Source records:

* * * *

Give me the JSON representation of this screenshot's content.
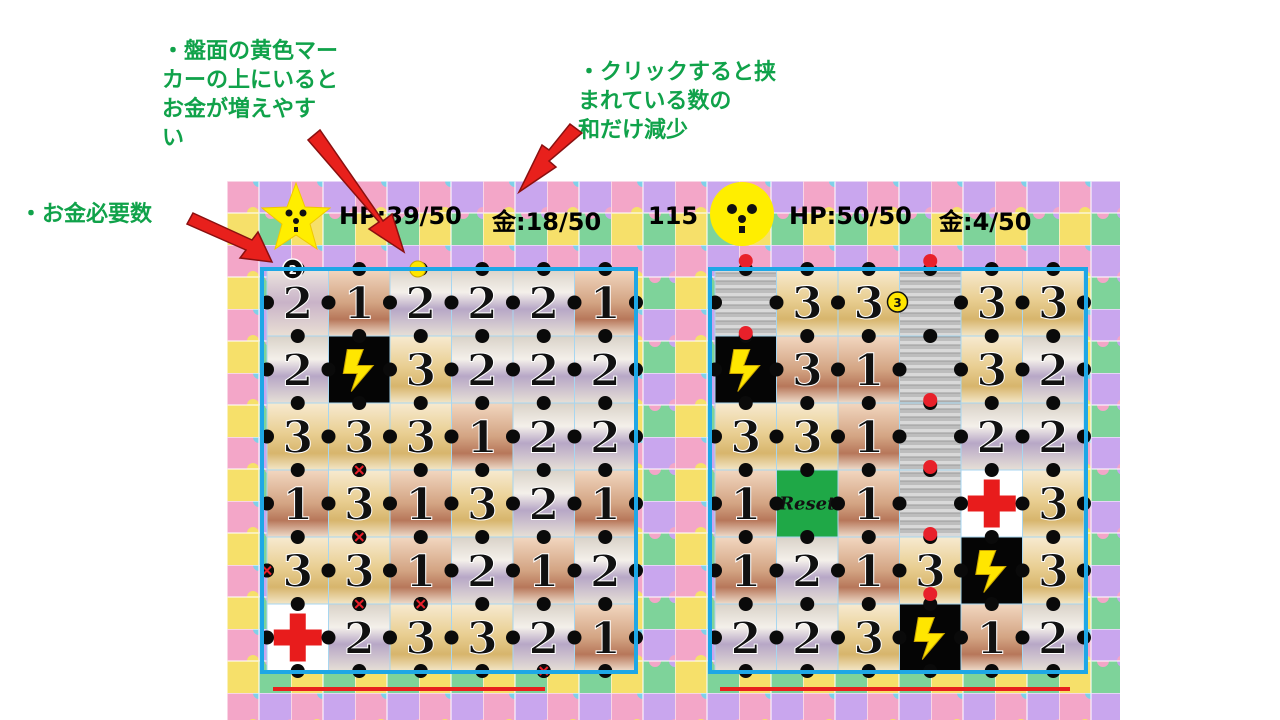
{
  "notes": {
    "money_required": "・お金必要数",
    "yellow_marker": "・盤面の黄色マー\nカーの上にいると\nお金が増えやす\nい",
    "click_effect": "・クリックすると挟\nまれている数の\n和だけ減少"
  },
  "player": {
    "hp_text": "HP:39/50",
    "money_text": "金:18/50",
    "face": "star-face"
  },
  "timer": "115",
  "enemy": {
    "hp_text": "HP:50/50",
    "money_text": "金:4/50",
    "face": "sun-face"
  },
  "left_board": {
    "money_required_badge": "2",
    "grid": [
      [
        "2",
        "1",
        "2",
        "2",
        "2",
        "1"
      ],
      [
        "2",
        "bolt",
        "3",
        "2",
        "2",
        "2"
      ],
      [
        "3",
        "3",
        "3",
        "1",
        "2",
        "2"
      ],
      [
        "1",
        "3",
        "1",
        "3",
        "2",
        "1"
      ],
      [
        "3",
        "3",
        "1",
        "2",
        "1",
        "2"
      ],
      [
        "heal",
        "2",
        "3",
        "3",
        "2",
        "1"
      ]
    ],
    "tile_tones": [
      [
        "p",
        "t",
        "s",
        "s",
        "s",
        "t"
      ],
      [
        "s",
        "k",
        "y",
        "s",
        "s",
        "s"
      ],
      [
        "y",
        "y",
        "y",
        "t",
        "s",
        "s"
      ],
      [
        "t",
        "y",
        "t",
        "y",
        "s",
        "t"
      ],
      [
        "y",
        "y",
        "t",
        "s",
        "t",
        "s"
      ],
      [
        "w",
        "s",
        "y",
        "y",
        "s",
        "t"
      ]
    ]
  },
  "right_board": {
    "enemy_badge": "3",
    "reset_label": "Reset",
    "grid": [
      [
        "wall",
        "3",
        "3",
        "wall",
        "3",
        "3"
      ],
      [
        "bolt",
        "3",
        "1",
        "wall",
        "3",
        "2"
      ],
      [
        "3",
        "3",
        "1",
        "wall",
        "2",
        "2"
      ],
      [
        "1",
        "reset",
        "1",
        "wall",
        "heal",
        "3"
      ],
      [
        "1",
        "2",
        "1",
        "3",
        "bolt",
        "3"
      ],
      [
        "2",
        "2",
        "3",
        "bolt",
        "1",
        "2"
      ]
    ],
    "tile_tones": [
      [
        "g",
        "y",
        "y",
        "g",
        "y",
        "y"
      ],
      [
        "k",
        "t",
        "t",
        "g",
        "y",
        "s"
      ],
      [
        "y",
        "y",
        "t",
        "g",
        "s",
        "s"
      ],
      [
        "t",
        "r",
        "t",
        "g",
        "w",
        "y"
      ],
      [
        "t",
        "s",
        "t",
        "y",
        "k",
        "y"
      ],
      [
        "s",
        "s",
        "y",
        "k",
        "t",
        "s"
      ]
    ]
  },
  "colors": {
    "frame": "#1ea7e6",
    "note_green": "#10a24a",
    "arrow_red": "#e8201c",
    "marker_yellow": "#ffe600",
    "marker_red": "#e8202a",
    "reset_green": "#1fa847",
    "heal_red": "#e81c1c"
  }
}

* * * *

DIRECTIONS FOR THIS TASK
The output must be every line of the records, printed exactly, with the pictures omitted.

ANSWER TO THIS TASK
Give me the JSON representation of this screenshot's content.
{
  "notes": {
    "money_required": "・お金必要数",
    "yellow_marker": "・盤面の黄色マー\nカーの上にいると\nお金が増えやす\nい",
    "click_effect": "・クリックすると挟\nまれている数の\n和だけ減少"
  },
  "player": {
    "hp_text": "HP:39/50",
    "money_text": "金:18/50",
    "face": "star-face"
  },
  "timer": "115",
  "enemy": {
    "hp_text": "HP:50/50",
    "money_text": "金:4/50",
    "face": "sun-face"
  },
  "left_board": {
    "money_required_badge": "2",
    "grid": [
      [
        "2",
        "1",
        "2",
        "2",
        "2",
        "1"
      ],
      [
        "2",
        "bolt",
        "3",
        "2",
        "2",
        "2"
      ],
      [
        "3",
        "3",
        "3",
        "1",
        "2",
        "2"
      ],
      [
        "1",
        "3",
        "1",
        "3",
        "2",
        "1"
      ],
      [
        "3",
        "3",
        "1",
        "2",
        "1",
        "2"
      ],
      [
        "heal",
        "2",
        "3",
        "3",
        "2",
        "1"
      ]
    ],
    "tile_tones": [
      [
        "p",
        "t",
        "s",
        "s",
        "s",
        "t"
      ],
      [
        "s",
        "k",
        "y",
        "s",
        "s",
        "s"
      ],
      [
        "y",
        "y",
        "y",
        "t",
        "s",
        "s"
      ],
      [
        "t",
        "y",
        "t",
        "y",
        "s",
        "t"
      ],
      [
        "y",
        "y",
        "t",
        "s",
        "t",
        "s"
      ],
      [
        "w",
        "s",
        "y",
        "y",
        "s",
        "t"
      ]
    ]
  },
  "right_board": {
    "enemy_badge": "3",
    "reset_label": "Reset",
    "grid": [
      [
        "wall",
        "3",
        "3",
        "wall",
        "3",
        "3"
      ],
      [
        "bolt",
        "3",
        "1",
        "wall",
        "3",
        "2"
      ],
      [
        "3",
        "3",
        "1",
        "wall",
        "2",
        "2"
      ],
      [
        "1",
        "reset",
        "1",
        "wall",
        "heal",
        "3"
      ],
      [
        "1",
        "2",
        "1",
        "3",
        "bolt",
        "3"
      ],
      [
        "2",
        "2",
        "3",
        "bolt",
        "1",
        "2"
      ]
    ],
    "tile_tones": [
      [
        "g",
        "y",
        "y",
        "g",
        "y",
        "y"
      ],
      [
        "k",
        "t",
        "t",
        "g",
        "y",
        "s"
      ],
      [
        "y",
        "y",
        "t",
        "g",
        "s",
        "s"
      ],
      [
        "t",
        "r",
        "t",
        "g",
        "w",
        "y"
      ],
      [
        "t",
        "s",
        "t",
        "y",
        "k",
        "y"
      ],
      [
        "s",
        "s",
        "y",
        "k",
        "t",
        "s"
      ]
    ]
  },
  "colors": {
    "frame": "#1ea7e6",
    "note_green": "#10a24a",
    "arrow_red": "#e8201c",
    "marker_yellow": "#ffe600",
    "marker_red": "#e8202a",
    "reset_green": "#1fa847",
    "heal_red": "#e81c1c"
  }
}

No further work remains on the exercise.